### Activity
Report each line of the entries that includes "Transmitted" by copying it.
══ Provided entries ══
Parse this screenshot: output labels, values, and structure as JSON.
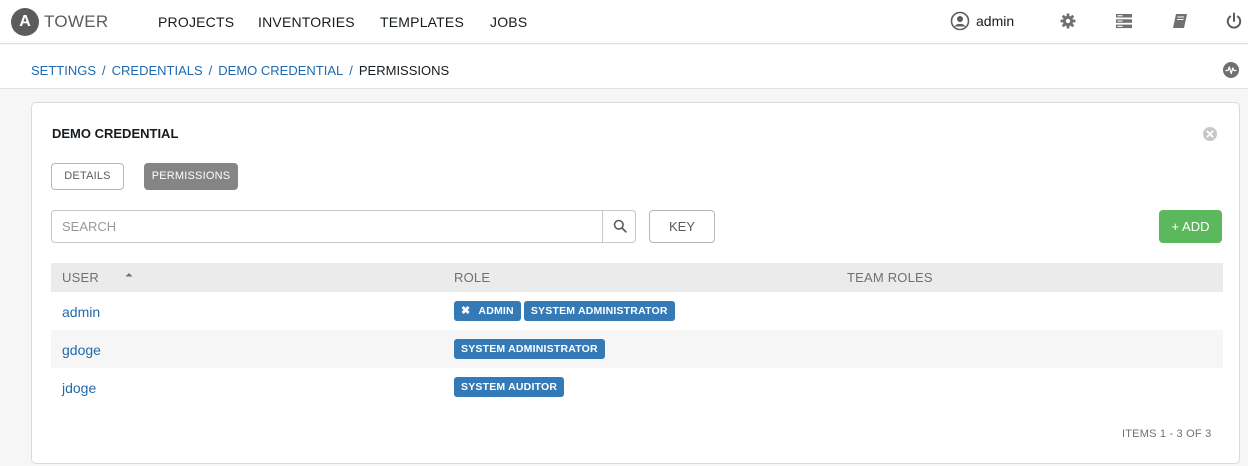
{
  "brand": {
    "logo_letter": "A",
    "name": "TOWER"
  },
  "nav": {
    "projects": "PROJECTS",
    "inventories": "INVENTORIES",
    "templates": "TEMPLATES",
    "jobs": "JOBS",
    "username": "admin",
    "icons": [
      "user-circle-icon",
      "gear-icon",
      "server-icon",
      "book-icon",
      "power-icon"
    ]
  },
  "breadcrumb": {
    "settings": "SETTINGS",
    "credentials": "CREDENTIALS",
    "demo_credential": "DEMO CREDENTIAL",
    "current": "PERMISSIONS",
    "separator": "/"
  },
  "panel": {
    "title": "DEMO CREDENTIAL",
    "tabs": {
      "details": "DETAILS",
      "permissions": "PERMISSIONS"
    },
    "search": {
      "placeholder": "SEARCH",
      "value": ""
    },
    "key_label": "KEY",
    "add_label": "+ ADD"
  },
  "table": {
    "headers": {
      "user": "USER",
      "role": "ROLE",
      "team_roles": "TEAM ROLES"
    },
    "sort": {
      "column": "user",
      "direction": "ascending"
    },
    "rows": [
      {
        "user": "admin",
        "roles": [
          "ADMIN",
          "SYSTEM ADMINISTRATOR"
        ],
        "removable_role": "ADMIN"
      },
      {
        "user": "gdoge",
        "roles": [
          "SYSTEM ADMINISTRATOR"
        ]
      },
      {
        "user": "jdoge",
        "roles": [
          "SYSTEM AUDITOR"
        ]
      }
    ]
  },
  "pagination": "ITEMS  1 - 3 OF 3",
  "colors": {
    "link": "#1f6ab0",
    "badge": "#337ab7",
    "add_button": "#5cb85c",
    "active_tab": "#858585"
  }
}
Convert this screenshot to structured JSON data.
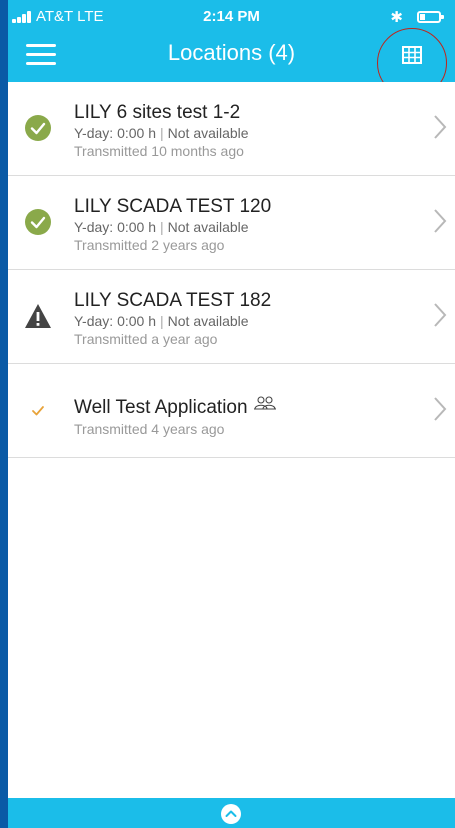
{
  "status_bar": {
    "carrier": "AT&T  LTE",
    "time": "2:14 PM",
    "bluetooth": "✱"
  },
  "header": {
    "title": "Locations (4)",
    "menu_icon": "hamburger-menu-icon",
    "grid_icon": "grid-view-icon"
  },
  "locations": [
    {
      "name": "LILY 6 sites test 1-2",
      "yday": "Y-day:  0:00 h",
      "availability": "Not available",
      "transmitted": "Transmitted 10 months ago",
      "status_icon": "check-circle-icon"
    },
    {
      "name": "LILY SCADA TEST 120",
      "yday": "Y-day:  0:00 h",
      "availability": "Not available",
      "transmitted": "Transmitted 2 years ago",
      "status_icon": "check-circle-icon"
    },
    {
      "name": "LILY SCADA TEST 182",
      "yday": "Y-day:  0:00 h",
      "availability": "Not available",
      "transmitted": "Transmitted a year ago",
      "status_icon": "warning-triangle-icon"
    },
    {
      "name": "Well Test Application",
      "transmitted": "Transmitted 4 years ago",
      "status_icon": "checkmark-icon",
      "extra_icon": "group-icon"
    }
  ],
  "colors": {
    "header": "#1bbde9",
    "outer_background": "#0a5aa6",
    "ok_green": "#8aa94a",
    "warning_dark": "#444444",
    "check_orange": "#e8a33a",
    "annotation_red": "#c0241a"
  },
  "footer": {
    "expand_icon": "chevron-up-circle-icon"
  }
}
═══
### Solution
      "transmitted": "Transmitted 10 months ago",
      "transmitted": "Transmitted 2 years ago",
      "transmitted": "Transmitted a year ago",
      "transmitted": "Transmitted 4 years ago",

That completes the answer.